You Think Too Much
Overthinking is a slow poison
A lot of people liked the imposter syndrome bit in my EthCC talk, so I decided to expand it into an article.
Looking around my peers, I noticed an interesting pattern: those who have achieved extreme success often were not the best performers in school.
While it is true that performing well in school generally sets you up for a solid foundation, it is those outliers that I'm intrigued about.
One of my internet heroes is this indie solo entrepreneur named "Pieter Levels", best known for creating nomadlist.com.

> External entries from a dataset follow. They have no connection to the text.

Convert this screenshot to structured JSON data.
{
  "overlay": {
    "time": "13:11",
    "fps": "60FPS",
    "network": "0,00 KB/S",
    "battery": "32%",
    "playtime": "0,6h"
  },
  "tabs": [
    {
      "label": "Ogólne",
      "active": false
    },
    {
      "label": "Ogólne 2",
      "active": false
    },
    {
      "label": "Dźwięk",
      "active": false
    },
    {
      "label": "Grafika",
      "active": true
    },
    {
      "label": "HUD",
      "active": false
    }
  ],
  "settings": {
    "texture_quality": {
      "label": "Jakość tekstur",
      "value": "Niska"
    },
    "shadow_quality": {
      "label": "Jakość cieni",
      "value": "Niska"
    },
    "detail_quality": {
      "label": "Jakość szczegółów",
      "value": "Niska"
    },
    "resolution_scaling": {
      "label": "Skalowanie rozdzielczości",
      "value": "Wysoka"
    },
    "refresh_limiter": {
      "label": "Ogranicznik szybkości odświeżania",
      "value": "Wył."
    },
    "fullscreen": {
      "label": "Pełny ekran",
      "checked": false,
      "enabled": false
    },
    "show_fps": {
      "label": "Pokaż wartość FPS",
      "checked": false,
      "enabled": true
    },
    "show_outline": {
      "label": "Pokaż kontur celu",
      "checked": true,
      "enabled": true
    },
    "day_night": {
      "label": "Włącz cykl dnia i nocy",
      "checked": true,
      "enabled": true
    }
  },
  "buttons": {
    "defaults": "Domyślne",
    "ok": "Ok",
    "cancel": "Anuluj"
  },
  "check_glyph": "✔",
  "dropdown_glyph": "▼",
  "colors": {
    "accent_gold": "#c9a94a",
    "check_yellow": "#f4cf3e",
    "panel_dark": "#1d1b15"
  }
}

He's launched a couple more companies since then, and is on track to make $3 million in 2022 alone.
The funny thing is that he didn't even use Git until late 2020. Nomadlist was live for nearly 6 years, and was seeing well over high 6 figures in annual revenue by then.
Not using Git in software engineering is the equivalent of never wearing protective eye gear while using power tools.
The man, with no formal education in software or business, has built a Software as a Service empire. Pretty impressive.
The madman ventured out of his comfort zone, didn't overthink, didn't doubt himself, and just executed. What a crazy concept!
I grew up on an island in the southern hemisphere and had serious imposter syndrome. I mean, I didn't graduate from a prestigious university, never worked at MANGA, how could I keep up with the giga-chads from Silicon Valley?
That was, until I got the opportunity to participate in hackthenorth in Waterloo, Canada. (Fun fact: The Waterloo of America is MIT). Travel costs were also partially subsidised, which was incredibly helpful back then.
After interacting with the (mostly North American) participants, I realised that they were all... just like me. They used the same frameworks as me (flask, express), the software they wrote crashed half the time too, and most of the time we were just glueing together random APIs to hit the sponsor's requirement to create unique "products".
The only difference being that they had a funny accent and somehow had a lot of confidence.
Its Better to Be Lucky Than Smart
Sometimes, people are also just plain lucky - once upon a time, a literal monkey was within the top 0.01% of brokers on wall street.
Timothy Dexter, a medieval lottery winner, is another prime example.
So, while success is correlated to intelligence or performance, it might not necessarily be causational.
Consistency Is King
It's no secret that training consistently will yield better results than training when you have a jolt of motivation.
Small wins compound over time, however small they may be. Unfortunately our monkey brains innately think in linear terms, so here is a visualisation:
Circling back to the outliers, my humble theory is that from a young age, being a small fish in a big pond, the concept of "there's always a taller mountain" has been ingrained into them.
They understand that the work they output doesn't need to be "the best", it just needs to be "good enough".
By seeking excellence and not perfection, they avoid analysis paralysis, and overtime, they execute more. These small wins, achievements, and experiences compound.That's why they're so successful.
So, don't overthink, just do. You're more capable than you think.